Wednesday, August 28, 2013

What's in a Name?

By Robin Widmar

My current work in progress started like any other. First came the spark of an idea that grew into a larger concept. Soon, plot points began to develop and I started getting a feel for the main character – her personality, her life experiences, her role in the story. I even came up with a good name that is appropriate for her and her world.

But the secondary characters eluded me. I had a vague sense of who they were and why they were in my story, but those tenuous characteristics seemed to change every time I sat down to write. So did their names. This puzzled me, because character names haven’t ever been an issue. But for this novel, the monikers I chose seemed to fit my characters about as well as a pair of size 6 shoes on size 10 feet. I finally decided that I had to nail down suitable names before I could make progress on character development.

One reason I started obsessing over names is simply because I feel names can make or break a character. Certainly, good writing trumps all, but could a character named Jane Smith have been as fiery and memorable as one named Scarlett O’Hara? Does “Jones, Bob Jones” have the same panache as “Bond, James Bond?” Think about characters like Sherlock Holmes, Holden Caulfield, and Sookie Stackhouse; would they be as memorable if they had been given more conventional names?

I don’t think that every character in a book needs a super-cool, standout name or nickname. Catchy and unique fictional names are becoming the norm rather than the exception in today’s books, but sometimes a name with less impact works just as well depending on the situation. Whatever you choose, be sure your character names are appropriate to the time, place, and theme of the story.

Here are some tips I found for selecting character names:

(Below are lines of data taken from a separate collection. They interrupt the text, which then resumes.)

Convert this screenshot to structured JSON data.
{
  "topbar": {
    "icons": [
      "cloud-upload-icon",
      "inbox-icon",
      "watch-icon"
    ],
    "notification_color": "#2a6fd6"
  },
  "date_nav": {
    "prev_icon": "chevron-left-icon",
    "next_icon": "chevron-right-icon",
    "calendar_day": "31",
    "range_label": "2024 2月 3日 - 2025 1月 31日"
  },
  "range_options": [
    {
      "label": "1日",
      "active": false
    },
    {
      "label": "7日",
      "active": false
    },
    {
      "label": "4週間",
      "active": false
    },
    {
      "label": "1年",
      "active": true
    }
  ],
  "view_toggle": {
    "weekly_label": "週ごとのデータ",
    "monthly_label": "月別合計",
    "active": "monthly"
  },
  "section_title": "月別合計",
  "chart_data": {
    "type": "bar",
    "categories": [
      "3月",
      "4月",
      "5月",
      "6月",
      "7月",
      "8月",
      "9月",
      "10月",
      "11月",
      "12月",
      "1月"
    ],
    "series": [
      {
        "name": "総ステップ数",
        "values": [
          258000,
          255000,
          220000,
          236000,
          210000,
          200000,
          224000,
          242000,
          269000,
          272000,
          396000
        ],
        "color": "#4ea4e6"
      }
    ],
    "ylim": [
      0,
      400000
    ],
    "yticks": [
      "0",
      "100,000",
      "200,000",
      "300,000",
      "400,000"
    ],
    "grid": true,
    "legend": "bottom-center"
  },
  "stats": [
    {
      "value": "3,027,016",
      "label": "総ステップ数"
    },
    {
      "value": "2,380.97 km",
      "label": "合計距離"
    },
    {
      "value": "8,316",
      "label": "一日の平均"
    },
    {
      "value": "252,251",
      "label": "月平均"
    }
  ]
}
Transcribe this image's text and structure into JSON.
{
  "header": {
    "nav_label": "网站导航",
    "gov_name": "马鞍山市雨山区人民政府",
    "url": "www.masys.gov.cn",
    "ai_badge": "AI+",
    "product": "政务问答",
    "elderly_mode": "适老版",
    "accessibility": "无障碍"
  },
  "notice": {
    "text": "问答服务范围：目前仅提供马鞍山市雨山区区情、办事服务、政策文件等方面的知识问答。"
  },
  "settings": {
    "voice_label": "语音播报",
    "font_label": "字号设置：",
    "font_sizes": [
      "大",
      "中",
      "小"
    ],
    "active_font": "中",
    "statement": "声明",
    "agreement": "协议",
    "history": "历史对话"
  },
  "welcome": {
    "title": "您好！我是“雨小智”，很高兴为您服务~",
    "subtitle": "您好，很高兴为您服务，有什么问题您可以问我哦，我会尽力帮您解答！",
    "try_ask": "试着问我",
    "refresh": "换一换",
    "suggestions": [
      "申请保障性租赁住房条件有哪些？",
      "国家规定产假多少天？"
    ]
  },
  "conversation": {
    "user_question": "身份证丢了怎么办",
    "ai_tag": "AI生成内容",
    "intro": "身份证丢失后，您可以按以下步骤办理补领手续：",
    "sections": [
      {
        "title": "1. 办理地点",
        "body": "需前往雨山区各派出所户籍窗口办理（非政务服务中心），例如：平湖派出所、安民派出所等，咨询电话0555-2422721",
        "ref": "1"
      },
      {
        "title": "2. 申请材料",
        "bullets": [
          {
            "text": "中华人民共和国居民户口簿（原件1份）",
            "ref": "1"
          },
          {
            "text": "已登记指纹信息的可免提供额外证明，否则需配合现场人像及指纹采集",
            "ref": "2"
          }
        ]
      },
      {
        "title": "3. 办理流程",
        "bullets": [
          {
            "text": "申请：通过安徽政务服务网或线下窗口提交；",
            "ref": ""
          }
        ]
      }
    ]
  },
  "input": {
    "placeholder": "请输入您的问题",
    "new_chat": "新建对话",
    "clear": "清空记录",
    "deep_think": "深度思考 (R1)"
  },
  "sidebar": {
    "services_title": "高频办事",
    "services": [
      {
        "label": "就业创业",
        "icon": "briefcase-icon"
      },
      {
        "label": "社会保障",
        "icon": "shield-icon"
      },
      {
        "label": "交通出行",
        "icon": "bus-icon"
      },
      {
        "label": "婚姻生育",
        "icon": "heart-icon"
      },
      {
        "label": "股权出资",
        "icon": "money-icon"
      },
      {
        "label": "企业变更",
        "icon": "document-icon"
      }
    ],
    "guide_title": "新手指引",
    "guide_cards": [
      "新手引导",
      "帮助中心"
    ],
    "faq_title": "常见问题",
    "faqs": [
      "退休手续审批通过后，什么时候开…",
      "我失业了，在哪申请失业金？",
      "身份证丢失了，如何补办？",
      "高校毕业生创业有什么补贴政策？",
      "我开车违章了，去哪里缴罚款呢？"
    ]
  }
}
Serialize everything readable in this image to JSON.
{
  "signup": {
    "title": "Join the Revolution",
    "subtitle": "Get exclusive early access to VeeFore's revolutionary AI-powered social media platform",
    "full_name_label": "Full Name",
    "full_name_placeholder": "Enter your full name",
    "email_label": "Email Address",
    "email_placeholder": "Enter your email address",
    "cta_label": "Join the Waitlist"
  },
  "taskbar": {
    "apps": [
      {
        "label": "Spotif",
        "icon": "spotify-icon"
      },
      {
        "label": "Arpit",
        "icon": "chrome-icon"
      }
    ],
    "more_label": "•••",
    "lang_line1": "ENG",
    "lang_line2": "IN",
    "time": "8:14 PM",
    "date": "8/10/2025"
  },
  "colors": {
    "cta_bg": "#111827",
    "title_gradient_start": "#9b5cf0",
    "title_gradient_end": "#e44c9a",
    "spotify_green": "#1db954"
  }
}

  • Use names appropriate to the period. If you’re writing 17th century historical fiction, you need names that were used in that time period, not popular baby names from 2013.
  • Think about your character’s background and ethnicity. Does her family tree have roots in another country? Is there a family tradition of passing on names? Use that to your advantage. You can even make it part of the story.
  • Consider the meanings behind names, but avoid the obvious unless you’re going for intentional sarcasm or parody. For example: naming an archery expert Bowman, or calling someone who is good at catching bad guys Hunter. Try for a little subtlety.
  • Use care with famous or historic names that carry their own connotations, which can cause readers to bring preconceived notions into your story.
  • Sometimes nicknames can lend substance to a character, like Ranger (real name Carlos Mancuso) in Janet Evanovich’s Stephanie Plum novels. Nicknames can also make life easier for the reader, as in the case of the Wizard of Oz, whose real name is Oscar Zoroaster Phadrig Isaac Norman Henkel Emmannuel Ambroise Diggs.
  • If your character lives in the world of sword and sorcery, there’s a lot of room to play – but don’t go overboard on apostrophes, guttural breaks, and strings of consonants. They give readers a headache.
  • Read your character names aloud. If you can’t pronounce it, your reader will probably stumble over it as well. 

For more insights on naming characters, check out Brian Klems’ article The 7 Rules of Picking Names for Fictional Characters.

One of my favorite resources is The Writer’s Digest Character Naming Sourcebook by Sherrilyn Kenyon. It lists 25,000 first and last names as well as their meanings, and also offers advice for selecting that perfect character name.

Another of my favorite resources is the credits section of any movie – especially those filmed in other countries – where unique and unusual names often appear. Sometimes I’ll see a name that isn’t all that unusual, but it strikes me as perfect for a particular character.

I’m happy to report that after several months of indecisive agony, each of my cast members has a proper and fitting name. Now I’m on to the next round of difficult choices in character development: Ford or Chevy? Boxers or briefs? Froot Loops or granola in the morning?

About the Author: Robin Widmar works to support a horse habit and writes to follow a dream. When she’s not writing about demons, dragons, or firefighting, she discusses the rampant typographical errors threatening to take over the written world at The World Needs a Proofreader.